About nuances, here I would have added more yellow in the background, while Ygraine looks pretty nice for me. About the background, the point is: what did you want it to look like? A flat background? A cloth? A textured background? The point is fixing a kind of objective in your mind, and from that I could judge if you got that or not.
The vertical lines suggests that it's a kind of cloth moved by the wind, but I don't think I'm right in believing thus :P

As for colouring the whole comic with watercolours, I'd say it's a task too heavy, not only for your shoulders, but in general. But that could be only my opinion. I know that you are surrounded by French comics coloured in watercolour, but consider that their author produces one volume of 46 pages a year, or two if they are fast. Uhm, I sound too discouraging for what I'm trying to say. Probably what I mean is that in planning a 100+ pages in watercolour you should count also the time it will take and your willingness to continue on that pace. If you find that colouring it gives you pleasure, and that you can follow the pace, I'd say: go on.
I'd also say: choose an author that you like and copy his/her pages. Take a page from Marini or someone else and copy it, from pencils to colours. Copy one more. The process will make you understand more than you expect. Copy watercolours from people ypu like, trying to understand why they did what they did. Try to keep the strokes smooth, especially on skin (I'm referring to the smear on Gawain's cheek in the second sketch). Keep shadows simple, considering that you'll have to reply them for pages and pages. Look at shadows in (traditional) animated movies.

Cecilia said...

Sorry, Gorlois, not Gawain.

ampersand said...

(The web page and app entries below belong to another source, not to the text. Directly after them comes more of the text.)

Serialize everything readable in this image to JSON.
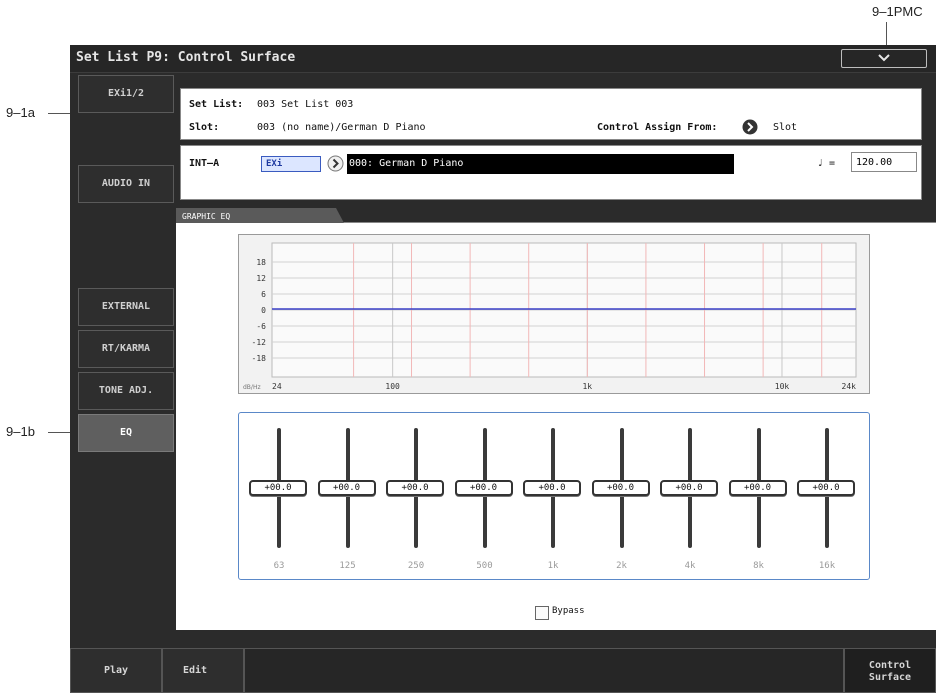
{
  "callouts": {
    "pmc": "9–1PMC",
    "a": "9–1a",
    "b": "9–1b"
  },
  "screen": {
    "title": "Set List P9: Control Surface",
    "side_tabs": [
      "EXi1/2",
      "AUDIO IN",
      "EXTERNAL",
      "RT/KARMA",
      "TONE ADJ.",
      "EQ"
    ],
    "active_side_tab": "EQ",
    "info": {
      "set_list_label": "Set List:",
      "set_list_value": "003 Set List 003",
      "slot_label": "Slot:",
      "slot_value": "003 (no name)/German D Piano",
      "control_assign_label": "Control Assign From:",
      "control_assign_value": "Slot"
    },
    "program": {
      "bank": "INT–A",
      "type": "EXi",
      "name": "000: German D Piano",
      "tempo_symbol": "♩ =",
      "tempo": "120.00"
    },
    "eq_tab_label": "GRAPHIC EQ",
    "graph": {
      "y_ticks": [
        "18",
        "12",
        "6",
        "0",
        "-6",
        "-12",
        "-18"
      ],
      "x_ticks": [
        "24",
        "100",
        "1k",
        "10k",
        "24k"
      ],
      "unit": "dB/Hz"
    },
    "bands": [
      {
        "freq": "63",
        "gain": "+00.0"
      },
      {
        "freq": "125",
        "gain": "+00.0"
      },
      {
        "freq": "250",
        "gain": "+00.0"
      },
      {
        "freq": "500",
        "gain": "+00.0"
      },
      {
        "freq": "1k",
        "gain": "+00.0"
      },
      {
        "freq": "2k",
        "gain": "+00.0"
      },
      {
        "freq": "4k",
        "gain": "+00.0"
      },
      {
        "freq": "8k",
        "gain": "+00.0"
      },
      {
        "freq": "16k",
        "gain": "+00.0"
      }
    ],
    "bypass_label": "Bypass",
    "bypass_checked": false,
    "bottom_tabs": [
      "Play",
      "Edit",
      "Control Surface"
    ],
    "colors": {
      "eq_curve": "#3b3fc8",
      "band_lines": "#f2b8b8",
      "fader_box_border": "#5a88c8"
    }
  }
}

All of the above, indeed. I just don't understand why some colours work together and others don't; what makes you say that the background needs yellow; how on earth other people can mix beautiful colours and I can't; how on earth other people make good blacks... I feel like I'm blind when it comes to watercolour. I see things but I don't understand them at all. When I try to copy something it doesn't look remotely like the original.

I was going for a textured background, but as you can see, it didn't quite work. I used salt, which worked just fine when I tried it out, but when I used it on the final piece nothing much happened. Go me.

I think you are giving me good advice her, but as I said, I am not capable of copying Marini. There is no point in trying to work the way he does - I simply can't. Not the colours, not the style, not the painting. I haven't a clue how he does it. Also, that effect is not what I'm looking for. It's too heavy and too realistic. I want something dreamy and storybook-like. I haven't found it yet, but I'm looking for it.

ampersand said...

PS: I'm indeed looking at traditional animation for inspiration - not just for shadowing. Animation has a lot of things I like and that play to my strengths: lines, flat colours, stylisation. So I'm working in improving in that direction :).